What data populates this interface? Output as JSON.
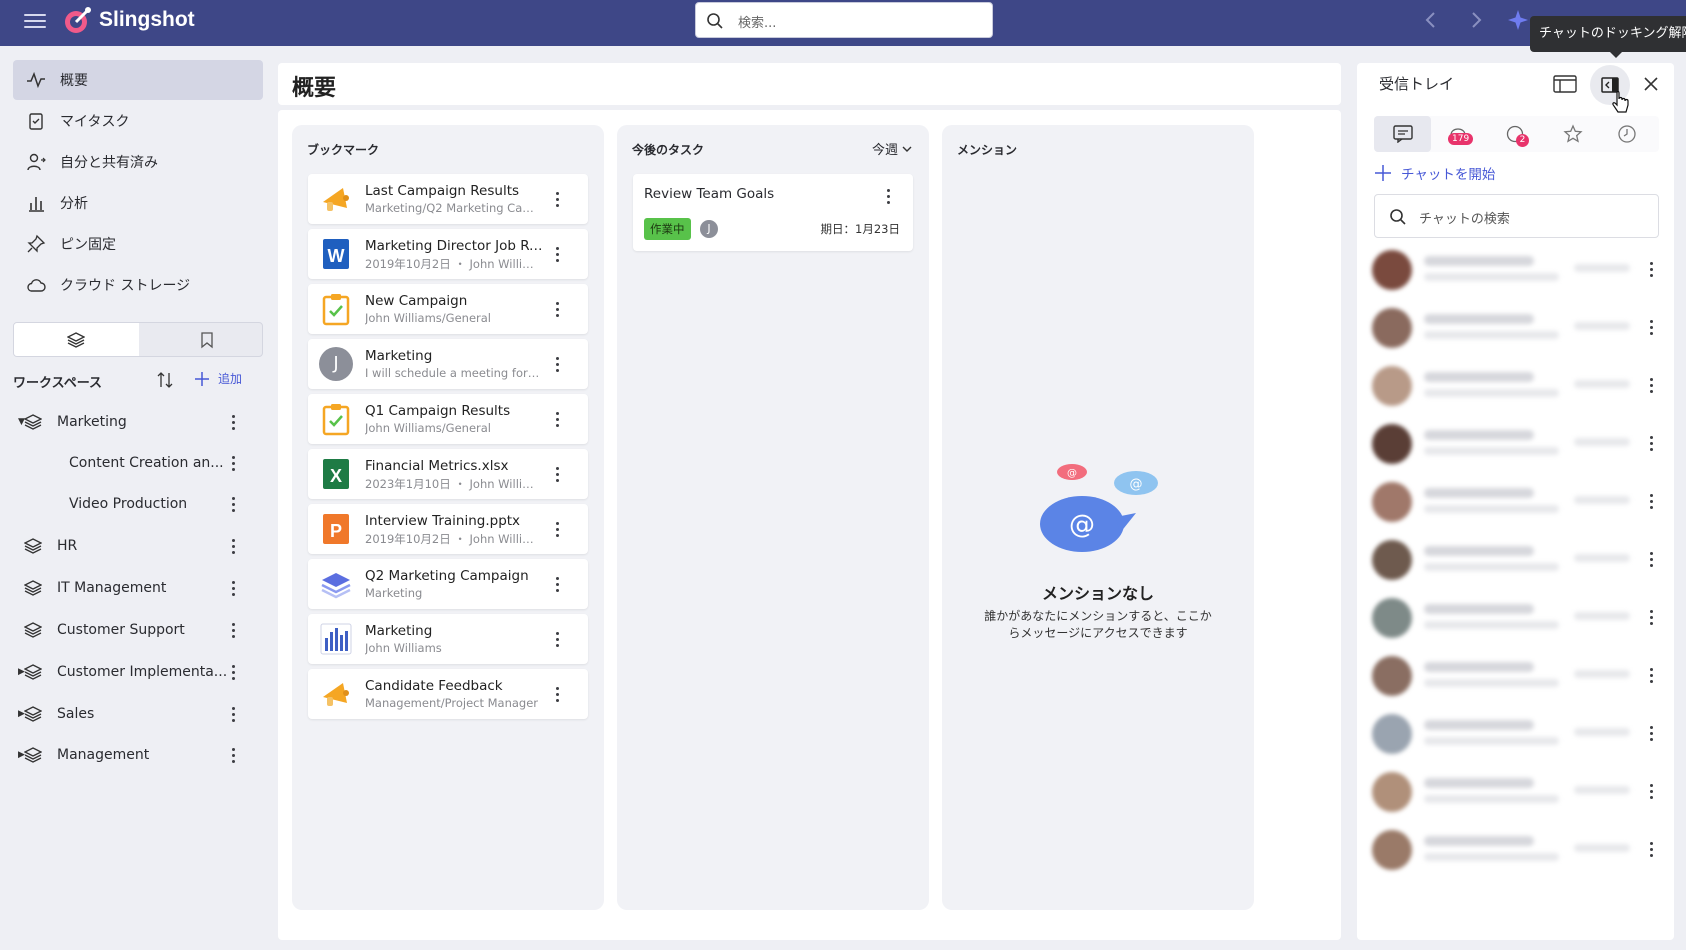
{
  "app": {
    "brand": "Slingshot"
  },
  "search": {
    "placeholder": "検索..."
  },
  "tooltip": "チャットのドッキング解除",
  "sidebar": {
    "items": [
      {
        "label": "概要",
        "icon": "activity-icon",
        "active": true
      },
      {
        "label": "マイタスク",
        "icon": "clipboard-check-icon"
      },
      {
        "label": "自分と共有済み",
        "icon": "user-share-icon"
      },
      {
        "label": "分析",
        "icon": "bar-chart-icon"
      },
      {
        "label": "ピン固定",
        "icon": "pin-icon"
      },
      {
        "label": "クラウド ストレージ",
        "icon": "cloud-icon"
      }
    ],
    "workspace_header": "ワークスペース",
    "add_label": "追加",
    "workspaces": [
      {
        "label": "Marketing",
        "expanded": true
      },
      {
        "label": "Content Creation an...",
        "child": true
      },
      {
        "label": "Video Production",
        "child": true
      },
      {
        "label": "HR"
      },
      {
        "label": "IT Management"
      },
      {
        "label": "Customer Support"
      },
      {
        "label": "Customer Implementa...",
        "collapsed": true
      },
      {
        "label": "Sales",
        "collapsed": true
      },
      {
        "label": "Management",
        "collapsed": true
      }
    ]
  },
  "main": {
    "title": "概要",
    "bookmarks": {
      "title": "ブックマーク",
      "items": [
        {
          "title": "Last Campaign Results",
          "sub": "Marketing/Q2 Marketing Cam...",
          "icon": "megaphone-icon"
        },
        {
          "title": "Marketing Director Job Ro...",
          "sub": "2019年10月2日 ・ John Willia...",
          "icon": "word-file-icon"
        },
        {
          "title": "New Campaign",
          "sub": "John Williams/General",
          "icon": "task-clipboard-icon"
        },
        {
          "title": "Marketing",
          "sub": "I will schedule a meeting for to...",
          "icon": "user-avatar-icon",
          "avatar_letter": "J"
        },
        {
          "title": "Q1 Campaign Results",
          "sub": "John Williams/General",
          "icon": "task-clipboard-icon"
        },
        {
          "title": "Financial Metrics.xlsx",
          "sub": "2023年1月10日 ・ John Willia...",
          "icon": "excel-file-icon"
        },
        {
          "title": "Interview Training.pptx",
          "sub": "2019年10月2日 ・ John Willia...",
          "icon": "powerpoint-file-icon"
        },
        {
          "title": "Q2 Marketing Campaign",
          "sub": "Marketing",
          "icon": "workspace-layers-icon"
        },
        {
          "title": "Marketing",
          "sub": "John Williams",
          "icon": "dashboard-chart-icon"
        },
        {
          "title": "Candidate Feedback",
          "sub": "Management/Project Manager",
          "icon": "megaphone-icon"
        }
      ]
    },
    "tasks": {
      "title": "今後のタスク",
      "filter": "今週",
      "items": [
        {
          "title": "Review Team Goals",
          "status": "作業中",
          "assignee": "J",
          "due": "期日：1月23日"
        }
      ]
    },
    "mentions": {
      "title": "メンション",
      "empty_title": "メンションなし",
      "empty_desc_line1": "誰かがあなたにメンションすると、ここか",
      "empty_desc_line2": "らメッセージにアクセスできます"
    }
  },
  "inbox": {
    "title": "受信トレイ",
    "badges": {
      "mentions": "179",
      "reactions": "2"
    },
    "start_chat": "チャットを開始",
    "search_placeholder": "チャットの検索",
    "chat_avatar_colors": [
      "#7a4a3e",
      "#8a6a5e",
      "#b89a88",
      "#5a3e36",
      "#a0786a",
      "#6e5a4e",
      "#7e8a88",
      "#8a6e62",
      "#9aa4b0",
      "#b0907a",
      "#9a7a68"
    ]
  },
  "colors": {
    "topbar": "#3e4787",
    "accent": "#4758d6",
    "status_green": "#58c24a"
  }
}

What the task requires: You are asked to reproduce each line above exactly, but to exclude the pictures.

Final answer:
What data populates this interface? Output as JSON.
{
  "app": {
    "brand": "Slingshot"
  },
  "search": {
    "placeholder": "検索..."
  },
  "tooltip": "チャットのドッキング解除",
  "sidebar": {
    "items": [
      {
        "label": "概要",
        "icon": "activity-icon",
        "active": true
      },
      {
        "label": "マイタスク",
        "icon": "clipboard-check-icon"
      },
      {
        "label": "自分と共有済み",
        "icon": "user-share-icon"
      },
      {
        "label": "分析",
        "icon": "bar-chart-icon"
      },
      {
        "label": "ピン固定",
        "icon": "pin-icon"
      },
      {
        "label": "クラウド ストレージ",
        "icon": "cloud-icon"
      }
    ],
    "workspace_header": "ワークスペース",
    "add_label": "追加",
    "workspaces": [
      {
        "label": "Marketing",
        "expanded": true
      },
      {
        "label": "Content Creation an...",
        "child": true
      },
      {
        "label": "Video Production",
        "child": true
      },
      {
        "label": "HR"
      },
      {
        "label": "IT Management"
      },
      {
        "label": "Customer Support"
      },
      {
        "label": "Customer Implementa...",
        "collapsed": true
      },
      {
        "label": "Sales",
        "collapsed": true
      },
      {
        "label": "Management",
        "collapsed": true
      }
    ]
  },
  "main": {
    "title": "概要",
    "bookmarks": {
      "title": "ブックマーク",
      "items": [
        {
          "title": "Last Campaign Results",
          "sub": "Marketing/Q2 Marketing Cam...",
          "icon": "megaphone-icon"
        },
        {
          "title": "Marketing Director Job Ro...",
          "sub": "2019年10月2日 ・ John Willia...",
          "icon": "word-file-icon"
        },
        {
          "title": "New Campaign",
          "sub": "John Williams/General",
          "icon": "task-clipboard-icon"
        },
        {
          "title": "Marketing",
          "sub": "I will schedule a meeting for to...",
          "icon": "user-avatar-icon",
          "avatar_letter": "J"
        },
        {
          "title": "Q1 Campaign Results",
          "sub": "John Williams/General",
          "icon": "task-clipboard-icon"
        },
        {
          "title": "Financial Metrics.xlsx",
          "sub": "2023年1月10日 ・ John Willia...",
          "icon": "excel-file-icon"
        },
        {
          "title": "Interview Training.pptx",
          "sub": "2019年10月2日 ・ John Willia...",
          "icon": "powerpoint-file-icon"
        },
        {
          "title": "Q2 Marketing Campaign",
          "sub": "Marketing",
          "icon": "workspace-layers-icon"
        },
        {
          "title": "Marketing",
          "sub": "John Williams",
          "icon": "dashboard-chart-icon"
        },
        {
          "title": "Candidate Feedback",
          "sub": "Management/Project Manager",
          "icon": "megaphone-icon"
        }
      ]
    },
    "tasks": {
      "title": "今後のタスク",
      "filter": "今週",
      "items": [
        {
          "title": "Review Team Goals",
          "status": "作業中",
          "assignee": "J",
          "due": "期日：1月23日"
        }
      ]
    },
    "mentions": {
      "title": "メンション",
      "empty_title": "メンションなし",
      "empty_desc_line1": "誰かがあなたにメンションすると、ここか",
      "empty_desc_line2": "らメッセージにアクセスできます"
    }
  },
  "inbox": {
    "title": "受信トレイ",
    "badges": {
      "mentions": "179",
      "reactions": "2"
    },
    "start_chat": "チャットを開始",
    "search_placeholder": "チャットの検索",
    "chat_avatar_colors": [
      "#7a4a3e",
      "#8a6a5e",
      "#b89a88",
      "#5a3e36",
      "#a0786a",
      "#6e5a4e",
      "#7e8a88",
      "#8a6e62",
      "#9aa4b0",
      "#b0907a",
      "#9a7a68"
    ]
  },
  "colors": {
    "topbar": "#3e4787",
    "accent": "#4758d6",
    "status_green": "#58c24a"
  }
}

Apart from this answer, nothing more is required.